Herman Cain's rise through the Republican field continued Wednesday, as a new national poll found the former businessman tied with former Massachusetts Gov. Mitt Romney for first place in the latest CBS News poll.

Cain and Romney both earned the support of 17 percent of American voters — a rise of 12 percentage points for Cain compared to two weeks ago. His support seems to have come almost entirely to the detriment of Texas Gov. Rick Perry, who nearly halved his number of supporters, falling 11 percentage points from 23 percent to 12 percent. 

The poll reiterated the conventional wisdom: that Perry's shaky debate performances were souring his prospects within the party. Eight in 10 Republican voters said that the candidates' debate performances were at least somewhat important to them, while nearly six in 10 of those polled said they had already watched the debates that had taken place.


Republicans also strongly disagreed with Perry's support for an in-state tuition credit for the children of illegal immigrants — a point of attack during the most recent debate in Florida. Only one in 10 of those polled supported Perry's position.

A second poll released Wednesday also shows Cain gaining at Perry's expense. The new Quinnipiac University poll showed Romney in the lead with 22 percent, and Cain in second with 17 percent. Perry, at 14 percent, fell to third after a 10 point drop from August.

In their August poll, Cain had only won 5 percent and was mired in sixth place. The Quinnipiac poll, conducted from Sept. 27 to Oct. 3, has a 2 percent margin of error.

Support for Cain's campaign has become increasingly apparent in polls released throughout the week. An ABC/Washington Post poll released yesterday found him tied with Perry in second place, while a set of PPP polls found the former pizza magnate leading in some state polls. As in the other polls, Cain's support seems concentrated among the most conservative members in the party.
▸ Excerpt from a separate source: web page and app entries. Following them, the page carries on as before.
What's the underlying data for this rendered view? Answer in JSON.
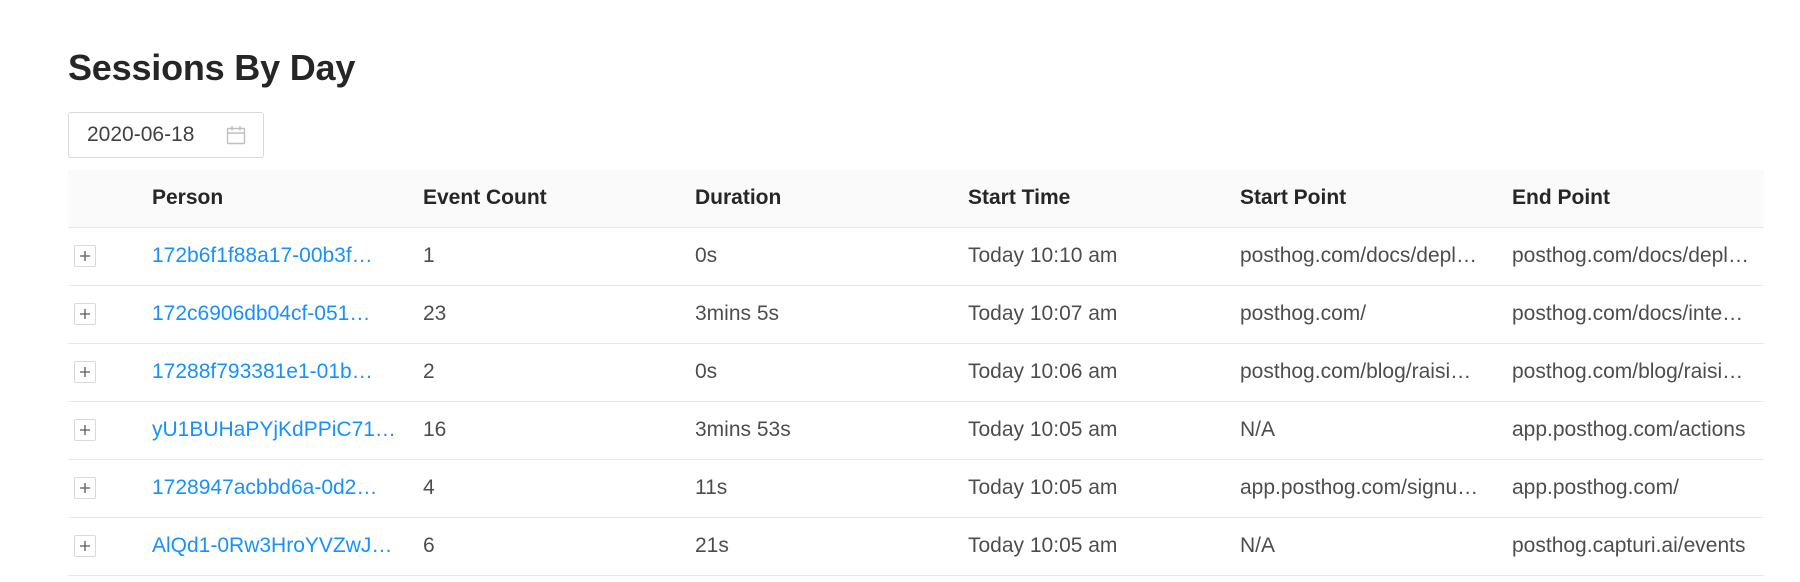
{
  "page": {
    "title": "Sessions By Day"
  },
  "date_picker": {
    "value": "2020-06-18",
    "icon": "calendar-icon"
  },
  "table": {
    "columns": [
      "Person",
      "Event Count",
      "Duration",
      "Start Time",
      "Start Point",
      "End Point"
    ],
    "rows": [
      {
        "person": "172b6f1f88a17-00b3f…",
        "event_count": "1",
        "duration": "0s",
        "start_time": "Today 10:10 am",
        "start_point": "posthog.com/docs/depl…",
        "end_point": "posthog.com/docs/depl…"
      },
      {
        "person": "172c6906db04cf-051…",
        "event_count": "23",
        "duration": "3mins 5s",
        "start_time": "Today 10:07 am",
        "start_point": "posthog.com/",
        "end_point": "posthog.com/docs/inte…"
      },
      {
        "person": "17288f793381e1-01b…",
        "event_count": "2",
        "duration": "0s",
        "start_time": "Today 10:06 am",
        "start_point": "posthog.com/blog/raisi…",
        "end_point": "posthog.com/blog/raisi…"
      },
      {
        "person": "yU1BUHaPYjKdPPiC71…",
        "event_count": "16",
        "duration": "3mins 53s",
        "start_time": "Today 10:05 am",
        "start_point": "N/A",
        "end_point": "app.posthog.com/actions"
      },
      {
        "person": "1728947acbbd6a-0d2…",
        "event_count": "4",
        "duration": "11s",
        "start_time": "Today 10:05 am",
        "start_point": "app.posthog.com/signu…",
        "end_point": "app.posthog.com/"
      },
      {
        "person": "AlQd1-0Rw3HroYVZwJ…",
        "event_count": "6",
        "duration": "21s",
        "start_time": "Today 10:05 am",
        "start_point": "N/A",
        "end_point": "posthog.capturi.ai/events"
      }
    ]
  },
  "colors": {
    "link": "#1890ff",
    "header_bg": "#fafafa",
    "border": "#e8e8e8"
  }
}
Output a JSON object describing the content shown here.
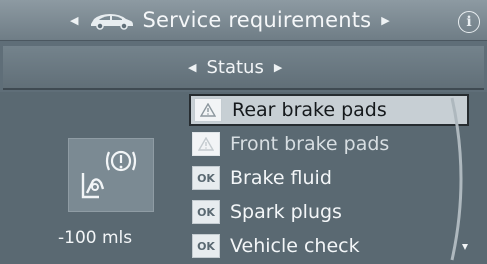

Still, the poll suggests that there is room for more shifting in the Republican field. Fewer than 20 percent of those polled said they had definitively decided who they would support, and only 8 percent said Cain was the candidate most likely to defeat the president in 2012. Thirty-two percent of Republicans named Romney as the most electable candidate, while 21 percent tabbed Perry.

The poll also found some dissatisfaction with the field as it currently stands. Forty-six percent of those polled said they were satisfied with the Republican candidates, but the same number said they wanted new choices. 

With New Jersey Gov. Chris Christie opting against a run, it's hard to see who would excite dissatisfied Republican voters. Three in four of those polled said that they wouldn't want to see former vice presidential candidate Sarah Palin enter the race.

—This story was last updated at 1:13 p.m.